This is T&E's report on why Europe’s obsession with diesel cars is bad for its economy, its drivers and the environment.
The average car sits unused for more than 90% of the time, carries on average just one and a half people and costs, on average, €6,500 a year to own and run. Each car occupies 150m2 of urban land and still this is not the full bill – congestion costs the EU economy €100 billion annually. The convenience that made the car a 20th century icon has been eroded by its popularity.
A study by the respected Öko-Institut in Germany says Europe needs to slash its transport emissions by 94% by 2050. That's what it takes to avoid catastrophic 2 degree warming. Meanwhile, EU governments – particularly Italy and Poland – are trying to destroy the already inadequate target of -30% by 2030.

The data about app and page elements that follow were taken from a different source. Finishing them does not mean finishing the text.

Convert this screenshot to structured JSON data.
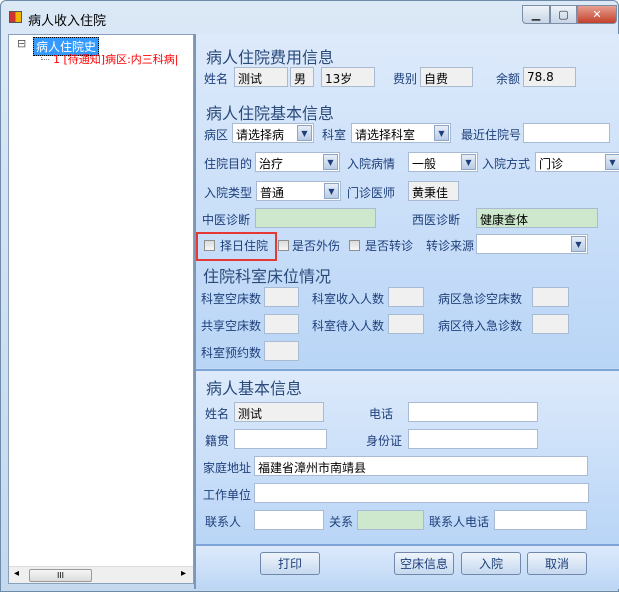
{
  "window": {
    "title": "病人收入住院",
    "minimize": "▁",
    "maximize": "▢",
    "close": "✕"
  },
  "tree": {
    "root": "病人住院史",
    "expander": "⊟",
    "child": "1 [待通知]病区:内三科病|"
  },
  "fee": {
    "title": "病人住院费用信息",
    "name_label": "姓名",
    "name": "测试",
    "sex": "男",
    "age": "13岁",
    "fee_type_label": "费别",
    "fee_type": "自费",
    "balance_label": "余额",
    "balance": "78.8"
  },
  "basic": {
    "title": "病人住院基本信息",
    "ward_label": "病区",
    "ward": "请选择病",
    "dept_label": "科室",
    "dept": "请选择科室",
    "last_no_label": "最近住院号",
    "last_no": "",
    "purpose_label": "住院目的",
    "purpose": "治疗",
    "condition_label": "入院病情",
    "condition": "一般",
    "mode_label": "入院方式",
    "mode": "门诊",
    "type_label": "入院类型",
    "type": "普通",
    "doctor_label": "门诊医师",
    "doctor": "黄秉佳",
    "tcm_label": "中医诊断",
    "tcm": "",
    "wm_label": "西医诊断",
    "wm": "健康查体",
    "choose_day_label": "择日住院",
    "trauma_label": "是否外伤",
    "transfer_label": "是否转诊",
    "transfer_src_label": "转诊来源",
    "transfer_src": ""
  },
  "beds": {
    "title": "住院科室床位情况",
    "l1": "科室空床数",
    "l2": "科室收入人数",
    "l3": "病区急诊空床数",
    "l4": "共享空床数",
    "l5": "科室待入人数",
    "l6": "病区待入急诊数",
    "l7": "科室预约数"
  },
  "patient": {
    "title": "病人基本信息",
    "name_label": "姓名",
    "name": "测试",
    "phone_label": "电话",
    "phone": "",
    "native_label": "籍贯",
    "native": "",
    "id_label": "身份证",
    "id": "",
    "address_label": "家庭地址",
    "address": "福建省漳州市南靖县",
    "work_label": "工作单位",
    "work": "",
    "contact_label": "联系人",
    "contact": "",
    "relation_label": "关系",
    "relation": "",
    "contact_phone_label": "联系人电话",
    "contact_phone": ""
  },
  "buttons": {
    "print": "打印",
    "beds": "空床信息",
    "admit": "入院",
    "cancel": "取消"
  },
  "scroll": {
    "left": "◂",
    "right": "▸",
    "grip": "III"
  },
  "colors": {
    "highlight": "#e53935",
    "tree_child": "#ff0000"
  }
}
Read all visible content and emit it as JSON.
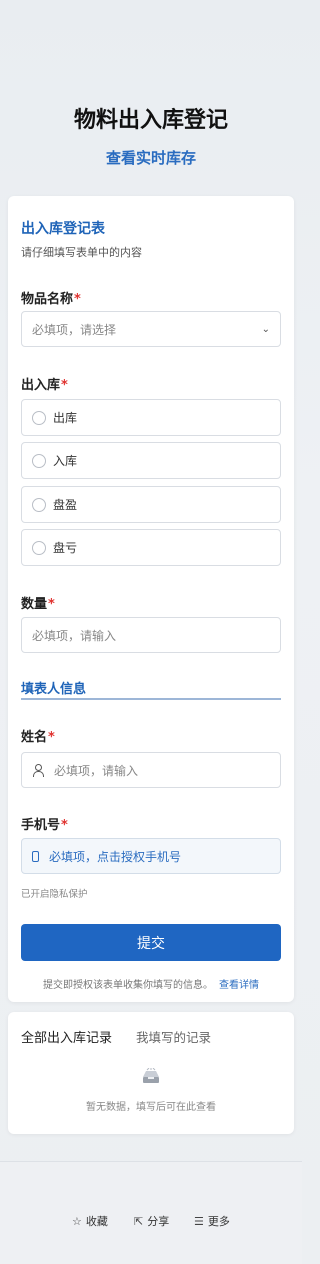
{
  "header": {
    "title": "物料出入库登记",
    "subtitle": "查看实时库存"
  },
  "form": {
    "section_title": "出入库登记表",
    "section_desc": "请仔细填写表单中的内容",
    "item_name": {
      "label": "物品名称",
      "placeholder": "必填项，请选择"
    },
    "io_type": {
      "label": "出入库",
      "options": [
        "出库",
        "入库",
        "盘盈",
        "盘亏"
      ]
    },
    "quantity": {
      "label": "数量",
      "placeholder": "必填项，请输入"
    },
    "filler_group_title": "填表人信息",
    "name": {
      "label": "姓名",
      "placeholder": "必填项，请输入"
    },
    "phone": {
      "label": "手机号",
      "placeholder": "必填项，点击授权手机号"
    },
    "privacy_note": "已开启隐私保护",
    "submit_label": "提交",
    "consent_text": "提交即授权该表单收集你填写的信息。",
    "consent_link": "查看详情",
    "required_mark": "*"
  },
  "records": {
    "tabs": [
      "全部出入库记录",
      "我填写的记录"
    ],
    "empty_text": "暂无数据，填写后可在此查看"
  },
  "bottom_bar": {
    "items": [
      {
        "label": "收藏",
        "icon": "star-icon"
      },
      {
        "label": "分享",
        "icon": "share-icon"
      },
      {
        "label": "更多",
        "icon": "menu-icon"
      }
    ]
  },
  "colors": {
    "accent": "#1f66c2",
    "required": "#e0322f"
  }
}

T&E has obtained letters from six EU countries informing the UN aviation agency ICAO that they may pull out out of a global carbon offsetting scheme for aircraft emissions if its environmental safeguards are weakened any further. In separate letters, France, the Netherlands, Belgium, Austria, Finland and Norway state that if sustainability rules governing the use of offsets and alternative fuels are watered down any more in negotiations, they will reconsider their participation. The letters are available to download here. T&E has also seen documents that suggest six other EU countries have similarly told ICAO that they will pull out of the scheme, known as CORSIA.

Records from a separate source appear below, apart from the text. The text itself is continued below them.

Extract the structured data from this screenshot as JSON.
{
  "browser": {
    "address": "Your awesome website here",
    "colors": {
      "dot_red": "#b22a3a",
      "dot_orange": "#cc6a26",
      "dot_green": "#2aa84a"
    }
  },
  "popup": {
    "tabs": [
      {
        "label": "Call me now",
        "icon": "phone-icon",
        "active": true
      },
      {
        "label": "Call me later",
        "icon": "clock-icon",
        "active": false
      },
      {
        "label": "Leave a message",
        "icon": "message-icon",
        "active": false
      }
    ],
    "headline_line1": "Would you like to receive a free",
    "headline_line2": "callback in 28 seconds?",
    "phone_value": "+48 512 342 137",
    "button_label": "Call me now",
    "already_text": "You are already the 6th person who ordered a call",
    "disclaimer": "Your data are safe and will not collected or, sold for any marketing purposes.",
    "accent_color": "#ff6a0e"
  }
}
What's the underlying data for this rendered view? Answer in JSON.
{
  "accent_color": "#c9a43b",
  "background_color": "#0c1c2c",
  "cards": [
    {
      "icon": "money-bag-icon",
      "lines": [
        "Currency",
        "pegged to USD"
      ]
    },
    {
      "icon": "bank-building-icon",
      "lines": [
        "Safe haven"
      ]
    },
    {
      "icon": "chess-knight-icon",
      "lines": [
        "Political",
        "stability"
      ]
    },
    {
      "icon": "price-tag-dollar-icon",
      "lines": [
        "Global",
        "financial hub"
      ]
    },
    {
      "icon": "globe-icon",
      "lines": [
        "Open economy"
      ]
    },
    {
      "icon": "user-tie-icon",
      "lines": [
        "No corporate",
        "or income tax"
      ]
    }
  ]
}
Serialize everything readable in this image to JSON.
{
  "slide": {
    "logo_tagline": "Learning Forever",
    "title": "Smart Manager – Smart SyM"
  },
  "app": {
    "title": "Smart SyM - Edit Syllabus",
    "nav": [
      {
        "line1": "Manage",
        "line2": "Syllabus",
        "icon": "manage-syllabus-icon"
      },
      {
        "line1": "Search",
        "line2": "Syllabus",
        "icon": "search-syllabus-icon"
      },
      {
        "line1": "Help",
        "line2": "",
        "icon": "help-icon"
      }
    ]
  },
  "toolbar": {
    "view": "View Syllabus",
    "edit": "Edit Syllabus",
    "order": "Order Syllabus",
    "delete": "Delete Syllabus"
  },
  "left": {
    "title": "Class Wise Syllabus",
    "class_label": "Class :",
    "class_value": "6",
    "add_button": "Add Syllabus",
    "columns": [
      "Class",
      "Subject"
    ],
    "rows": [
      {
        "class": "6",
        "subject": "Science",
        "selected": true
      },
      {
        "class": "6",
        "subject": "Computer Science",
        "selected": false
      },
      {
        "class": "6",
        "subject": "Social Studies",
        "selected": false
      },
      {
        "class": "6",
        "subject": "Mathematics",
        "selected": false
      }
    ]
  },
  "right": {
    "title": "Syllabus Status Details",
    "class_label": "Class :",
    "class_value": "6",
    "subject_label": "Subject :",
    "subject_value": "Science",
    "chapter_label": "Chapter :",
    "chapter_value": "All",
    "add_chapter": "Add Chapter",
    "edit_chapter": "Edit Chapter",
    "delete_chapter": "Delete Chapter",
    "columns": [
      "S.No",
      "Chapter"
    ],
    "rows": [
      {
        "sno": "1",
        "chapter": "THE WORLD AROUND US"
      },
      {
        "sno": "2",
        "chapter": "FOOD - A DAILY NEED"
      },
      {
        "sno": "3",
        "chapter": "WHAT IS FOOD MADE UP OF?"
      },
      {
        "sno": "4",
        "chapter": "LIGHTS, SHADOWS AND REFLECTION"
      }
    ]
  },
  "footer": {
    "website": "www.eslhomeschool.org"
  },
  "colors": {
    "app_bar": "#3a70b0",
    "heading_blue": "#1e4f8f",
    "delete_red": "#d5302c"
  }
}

As the rule book for the Paris Agreement is finalised, T&E produces a paper which proposes the full inclusion of emissions from international shipping and aviation in national climate targets, known under the Paris Agreement as nationally determined contributions (NDCs). States should pursue decarbonisation of these sectors through a combination of measures adopted at international and national level.

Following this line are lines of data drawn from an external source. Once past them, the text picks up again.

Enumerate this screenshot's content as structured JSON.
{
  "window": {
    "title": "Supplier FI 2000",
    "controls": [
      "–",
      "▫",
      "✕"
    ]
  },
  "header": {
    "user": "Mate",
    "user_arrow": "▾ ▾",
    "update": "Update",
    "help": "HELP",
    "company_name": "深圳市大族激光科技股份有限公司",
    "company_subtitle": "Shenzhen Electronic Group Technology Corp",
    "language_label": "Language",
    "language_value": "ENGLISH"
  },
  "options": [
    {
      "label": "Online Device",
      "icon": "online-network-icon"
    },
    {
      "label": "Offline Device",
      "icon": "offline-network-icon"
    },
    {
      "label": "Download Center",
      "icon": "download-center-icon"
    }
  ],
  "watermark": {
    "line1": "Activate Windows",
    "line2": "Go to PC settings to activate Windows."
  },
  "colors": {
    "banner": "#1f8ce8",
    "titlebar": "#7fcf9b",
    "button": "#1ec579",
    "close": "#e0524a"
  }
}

New mobility services and business models are changing urban transport, affecting both the supply and demand sides of urban mobility market. Evidence shows that these developments can lead to a significant reduction of single occupancy private car use and an increase of public transport use, leading to a strong reduction in congestion, local air pollution, and CO2 emissions. Despite their long term potential, the growth and development of new mobility services are often hampered by existing market access restrictions, operational requirements and financial disincentives. This joint position paper outlines the key recommendations from 10 organisations engaged in promoting new mobility. They are: BMW Group, car2go, European Cyclists' Federation, Mobility Nation, nextbike, Siemens, Transport & Environment, Uber, and the City of Vilnius.
The Clean Shipping Coalition is surprised and disappointed by your letter to the president of the European Parliament (EP) criticising last month’s decision by the EP’s Environment Committee to include EU-related shipping emissions in the EU’s Emissions Trading Scheme.
This report analyses the demand for liquid fossil fuels in the EU transport sector over the years 2010 to 2030, notably for the sectors maritime transport and aviation. The estimations are based on figures published in the EU energy transport and GHG trends to 2050 - reference scenario for 2013 that accompanied the 2030 climate package Impact Assessment of the European Commission, as well as on the analysis underlying the European Commission’s Impact Assessment on MRV regulation for the maritime transport sector.